EXERCISE AIM → Each record should be set down again so that it matches the original exactly.

[Data about app and page elements]

[Start of Attachment]

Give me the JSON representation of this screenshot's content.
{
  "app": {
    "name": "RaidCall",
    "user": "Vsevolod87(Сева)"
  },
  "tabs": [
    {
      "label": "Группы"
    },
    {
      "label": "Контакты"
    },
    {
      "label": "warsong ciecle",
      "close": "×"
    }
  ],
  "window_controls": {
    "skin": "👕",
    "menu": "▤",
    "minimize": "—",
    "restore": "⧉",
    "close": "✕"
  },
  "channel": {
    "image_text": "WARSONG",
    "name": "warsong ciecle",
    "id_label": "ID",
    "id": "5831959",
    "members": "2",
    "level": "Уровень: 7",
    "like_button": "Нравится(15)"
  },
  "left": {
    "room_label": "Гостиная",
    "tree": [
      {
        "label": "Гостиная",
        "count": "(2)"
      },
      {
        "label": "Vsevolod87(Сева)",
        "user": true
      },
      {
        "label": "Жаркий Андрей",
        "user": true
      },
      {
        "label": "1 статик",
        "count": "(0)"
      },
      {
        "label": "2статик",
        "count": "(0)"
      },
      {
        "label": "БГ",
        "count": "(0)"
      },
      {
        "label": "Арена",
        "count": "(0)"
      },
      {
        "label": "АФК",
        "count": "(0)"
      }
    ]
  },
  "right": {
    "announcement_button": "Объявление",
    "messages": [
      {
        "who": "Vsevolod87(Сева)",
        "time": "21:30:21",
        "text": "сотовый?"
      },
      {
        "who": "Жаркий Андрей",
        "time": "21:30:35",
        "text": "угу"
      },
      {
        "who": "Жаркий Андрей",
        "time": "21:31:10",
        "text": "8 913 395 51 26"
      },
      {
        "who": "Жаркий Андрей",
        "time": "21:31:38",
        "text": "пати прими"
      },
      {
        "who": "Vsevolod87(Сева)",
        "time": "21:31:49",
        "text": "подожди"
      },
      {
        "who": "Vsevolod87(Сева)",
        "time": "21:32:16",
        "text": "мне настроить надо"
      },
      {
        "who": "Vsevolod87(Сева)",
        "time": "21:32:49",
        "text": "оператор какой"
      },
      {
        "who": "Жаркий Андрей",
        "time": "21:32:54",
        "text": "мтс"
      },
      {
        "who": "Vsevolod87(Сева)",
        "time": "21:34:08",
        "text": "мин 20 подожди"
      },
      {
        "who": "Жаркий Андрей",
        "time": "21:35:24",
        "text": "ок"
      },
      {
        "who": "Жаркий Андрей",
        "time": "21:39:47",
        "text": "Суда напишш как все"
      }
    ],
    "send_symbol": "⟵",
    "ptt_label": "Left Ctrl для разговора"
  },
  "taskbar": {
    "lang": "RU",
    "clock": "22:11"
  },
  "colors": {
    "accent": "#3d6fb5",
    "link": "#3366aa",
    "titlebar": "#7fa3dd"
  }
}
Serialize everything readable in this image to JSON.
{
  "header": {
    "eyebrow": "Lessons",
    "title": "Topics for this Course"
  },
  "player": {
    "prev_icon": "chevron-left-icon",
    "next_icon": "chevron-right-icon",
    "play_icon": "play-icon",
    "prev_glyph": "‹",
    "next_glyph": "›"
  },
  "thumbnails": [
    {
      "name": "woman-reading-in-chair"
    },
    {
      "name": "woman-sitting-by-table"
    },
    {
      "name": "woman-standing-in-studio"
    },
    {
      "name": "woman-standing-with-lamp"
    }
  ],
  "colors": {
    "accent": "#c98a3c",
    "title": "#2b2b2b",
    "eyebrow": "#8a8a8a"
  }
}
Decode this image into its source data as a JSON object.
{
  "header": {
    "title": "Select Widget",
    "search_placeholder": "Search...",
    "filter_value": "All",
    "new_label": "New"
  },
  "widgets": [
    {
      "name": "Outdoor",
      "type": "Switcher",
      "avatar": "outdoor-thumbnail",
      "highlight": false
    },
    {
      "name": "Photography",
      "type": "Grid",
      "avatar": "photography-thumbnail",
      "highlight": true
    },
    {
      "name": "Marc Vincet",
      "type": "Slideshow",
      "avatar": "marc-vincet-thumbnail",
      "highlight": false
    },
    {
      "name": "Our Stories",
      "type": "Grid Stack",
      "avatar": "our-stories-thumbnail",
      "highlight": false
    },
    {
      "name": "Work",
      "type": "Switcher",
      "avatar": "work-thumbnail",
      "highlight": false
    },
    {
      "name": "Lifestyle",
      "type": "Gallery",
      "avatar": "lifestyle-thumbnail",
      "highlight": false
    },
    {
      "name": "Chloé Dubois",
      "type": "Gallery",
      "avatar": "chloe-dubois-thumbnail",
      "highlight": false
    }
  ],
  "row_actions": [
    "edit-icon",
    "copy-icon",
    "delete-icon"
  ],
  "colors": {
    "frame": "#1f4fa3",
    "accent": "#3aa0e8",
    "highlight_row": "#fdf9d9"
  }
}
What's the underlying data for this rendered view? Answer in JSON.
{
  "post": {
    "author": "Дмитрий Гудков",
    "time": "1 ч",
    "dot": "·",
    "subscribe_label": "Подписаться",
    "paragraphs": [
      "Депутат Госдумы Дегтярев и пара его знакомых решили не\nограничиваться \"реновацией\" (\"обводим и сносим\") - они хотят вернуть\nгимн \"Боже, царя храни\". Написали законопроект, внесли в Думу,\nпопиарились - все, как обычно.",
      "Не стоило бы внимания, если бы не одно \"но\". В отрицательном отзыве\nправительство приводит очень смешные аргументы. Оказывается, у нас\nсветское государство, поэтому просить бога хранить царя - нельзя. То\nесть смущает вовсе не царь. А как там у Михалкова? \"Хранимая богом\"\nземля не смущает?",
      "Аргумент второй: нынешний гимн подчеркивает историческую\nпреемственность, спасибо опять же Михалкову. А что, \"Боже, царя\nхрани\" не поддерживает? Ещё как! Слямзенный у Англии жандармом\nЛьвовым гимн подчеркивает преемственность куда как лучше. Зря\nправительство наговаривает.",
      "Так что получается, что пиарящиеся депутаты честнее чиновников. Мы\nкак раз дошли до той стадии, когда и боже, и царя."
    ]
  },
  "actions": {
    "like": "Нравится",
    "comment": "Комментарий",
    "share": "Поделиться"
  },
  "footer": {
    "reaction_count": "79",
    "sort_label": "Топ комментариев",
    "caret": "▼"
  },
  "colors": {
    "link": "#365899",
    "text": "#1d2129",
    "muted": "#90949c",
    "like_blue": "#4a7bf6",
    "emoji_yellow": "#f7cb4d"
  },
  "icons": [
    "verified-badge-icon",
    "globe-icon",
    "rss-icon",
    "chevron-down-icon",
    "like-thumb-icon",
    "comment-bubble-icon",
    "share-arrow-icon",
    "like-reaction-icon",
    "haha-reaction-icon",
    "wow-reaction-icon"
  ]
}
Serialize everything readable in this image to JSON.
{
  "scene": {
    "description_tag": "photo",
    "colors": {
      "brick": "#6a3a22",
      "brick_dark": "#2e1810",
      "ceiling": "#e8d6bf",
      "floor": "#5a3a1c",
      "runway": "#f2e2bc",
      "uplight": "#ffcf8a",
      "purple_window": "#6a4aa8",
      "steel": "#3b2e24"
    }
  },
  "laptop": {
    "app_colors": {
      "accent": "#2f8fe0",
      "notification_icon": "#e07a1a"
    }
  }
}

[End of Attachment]

OUTPUT →
Give me the JSON representation of this screenshot's content.
{
  "app": {
    "name": "RaidCall",
    "user": "Vsevolod87(Сева)"
  },
  "tabs": [
    {
      "label": "Группы"
    },
    {
      "label": "Контакты"
    },
    {
      "label": "warsong ciecle",
      "close": "×"
    }
  ],
  "window_controls": {
    "skin": "👕",
    "menu": "▤",
    "minimize": "—",
    "restore": "⧉",
    "close": "✕"
  },
  "channel": {
    "image_text": "WARSONG",
    "name": "warsong ciecle",
    "id_label": "ID",
    "id": "5831959",
    "members": "2",
    "level": "Уровень: 7",
    "like_button": "Нравится(15)"
  },
  "left": {
    "room_label": "Гостиная",
    "tree": [
      {
        "label": "Гостиная",
        "count": "(2)"
      },
      {
        "label": "Vsevolod87(Сева)",
        "user": true
      },
      {
        "label": "Жаркий Андрей",
        "user": true
      },
      {
        "label": "1 статик",
        "count": "(0)"
      },
      {
        "label": "2статик",
        "count": "(0)"
      },
      {
        "label": "БГ",
        "count": "(0)"
      },
      {
        "label": "Арена",
        "count": "(0)"
      },
      {
        "label": "АФК",
        "count": "(0)"
      }
    ]
  },
  "right": {
    "announcement_button": "Объявление",
    "messages": [
      {
        "who": "Vsevolod87(Сева)",
        "time": "21:30:21",
        "text": "сотовый?"
      },
      {
        "who": "Жаркий Андрей",
        "time": "21:30:35",
        "text": "угу"
      },
      {
        "who": "Жаркий Андрей",
        "time": "21:31:10",
        "text": "8 913 395 51 26"
      },
      {
        "who": "Жаркий Андрей",
        "time": "21:31:38",
        "text": "пати прими"
      },
      {
        "who": "Vsevolod87(Сева)",
        "time": "21:31:49",
        "text": "подожди"
      },
      {
        "who": "Vsevolod87(Сева)",
        "time": "21:32:16",
        "text": "мне настроить надо"
      },
      {
        "who": "Vsevolod87(Сева)",
        "time": "21:32:49",
        "text": "оператор какой"
      },
      {
        "who": "Жаркий Андрей",
        "time": "21:32:54",
        "text": "мтс"
      },
      {
        "who": "Vsevolod87(Сева)",
        "time": "21:34:08",
        "text": "мин 20 подожди"
      },
      {
        "who": "Жаркий Андрей",
        "time": "21:35:24",
        "text": "ок"
      },
      {
        "who": "Жаркий Андрей",
        "time": "21:39:47",
        "text": "Суда напишш как все"
      }
    ],
    "send_symbol": "⟵",
    "ptt_label": "Left Ctrl для разговора"
  },
  "taskbar": {
    "lang": "RU",
    "clock": "22:11"
  },
  "colors": {
    "accent": "#3d6fb5",
    "link": "#3366aa",
    "titlebar": "#7fa3dd"
  }
}
Serialize everything readable in this image to JSON.
{
  "header": {
    "eyebrow": "Lessons",
    "title": "Topics for this Course"
  },
  "player": {
    "prev_icon": "chevron-left-icon",
    "next_icon": "chevron-right-icon",
    "play_icon": "play-icon",
    "prev_glyph": "‹",
    "next_glyph": "›"
  },
  "thumbnails": [
    {
      "name": "woman-reading-in-chair"
    },
    {
      "name": "woman-sitting-by-table"
    },
    {
      "name": "woman-standing-in-studio"
    },
    {
      "name": "woman-standing-with-lamp"
    }
  ],
  "colors": {
    "accent": "#c98a3c",
    "title": "#2b2b2b",
    "eyebrow": "#8a8a8a"
  }
}
Decode this image into its source data as a JSON object.
{
  "header": {
    "title": "Select Widget",
    "search_placeholder": "Search...",
    "filter_value": "All",
    "new_label": "New"
  },
  "widgets": [
    {
      "name": "Outdoor",
      "type": "Switcher",
      "avatar": "outdoor-thumbnail",
      "highlight": false
    },
    {
      "name": "Photography",
      "type": "Grid",
      "avatar": "photography-thumbnail",
      "highlight": true
    },
    {
      "name": "Marc Vincet",
      "type": "Slideshow",
      "avatar": "marc-vincet-thumbnail",
      "highlight": false
    },
    {
      "name": "Our Stories",
      "type": "Grid Stack",
      "avatar": "our-stories-thumbnail",
      "highlight": false
    },
    {
      "name": "Work",
      "type": "Switcher",
      "avatar": "work-thumbnail",
      "highlight": false
    },
    {
      "name": "Lifestyle",
      "type": "Gallery",
      "avatar": "lifestyle-thumbnail",
      "highlight": false
    },
    {
      "name": "Chloé Dubois",
      "type": "Gallery",
      "avatar": "chloe-dubois-thumbnail",
      "highlight": false
    }
  ],
  "row_actions": [
    "edit-icon",
    "copy-icon",
    "delete-icon"
  ],
  "colors": {
    "frame": "#1f4fa3",
    "accent": "#3aa0e8",
    "highlight_row": "#fdf9d9"
  }
}
What's the underlying data for this rendered view? Answer in JSON.
{
  "post": {
    "author": "Дмитрий Гудков",
    "time": "1 ч",
    "dot": "·",
    "subscribe_label": "Подписаться",
    "paragraphs": [
      "Депутат Госдумы Дегтярев и пара его знакомых решили не\nограничиваться \"реновацией\" (\"обводим и сносим\") - они хотят вернуть\nгимн \"Боже, царя храни\". Написали законопроект, внесли в Думу,\nпопиарились - все, как обычно.",
      "Не стоило бы внимания, если бы не одно \"но\". В отрицательном отзыве\nправительство приводит очень смешные аргументы. Оказывается, у нас\nсветское государство, поэтому просить бога хранить царя - нельзя. То\nесть смущает вовсе не царь. А как там у Михалкова? \"Хранимая богом\"\nземля не смущает?",
      "Аргумент второй: нынешний гимн подчеркивает историческую\nпреемственность, спасибо опять же Михалкову. А что, \"Боже, царя\nхрани\" не поддерживает? Ещё как! Слямзенный у Англии жандармом\nЛьвовым гимн подчеркивает преемственность куда как лучше. Зря\nправительство наговаривает.",
      "Так что получается, что пиарящиеся депутаты честнее чиновников. Мы\nкак раз дошли до той стадии, когда и боже, и царя."
    ]
  },
  "actions": {
    "like": "Нравится",
    "comment": "Комментарий",
    "share": "Поделиться"
  },
  "footer": {
    "reaction_count": "79",
    "sort_label": "Топ комментариев",
    "caret": "▼"
  },
  "colors": {
    "link": "#365899",
    "text": "#1d2129",
    "muted": "#90949c",
    "like_blue": "#4a7bf6",
    "emoji_yellow": "#f7cb4d"
  },
  "icons": [
    "verified-badge-icon",
    "globe-icon",
    "rss-icon",
    "chevron-down-icon",
    "like-thumb-icon",
    "comment-bubble-icon",
    "share-arrow-icon",
    "like-reaction-icon",
    "haha-reaction-icon",
    "wow-reaction-icon"
  ]
}
Serialize everything readable in this image to JSON.
{
  "scene": {
    "description_tag": "photo",
    "colors": {
      "brick": "#6a3a22",
      "brick_dark": "#2e1810",
      "ceiling": "#e8d6bf",
      "floor": "#5a3a1c",
      "runway": "#f2e2bc",
      "uplight": "#ffcf8a",
      "purple_window": "#6a4aa8",
      "steel": "#3b2e24"
    }
  },
  "laptop": {
    "app_colors": {
      "accent": "#2f8fe0",
      "notification_icon": "#e07a1a"
    }
  }
}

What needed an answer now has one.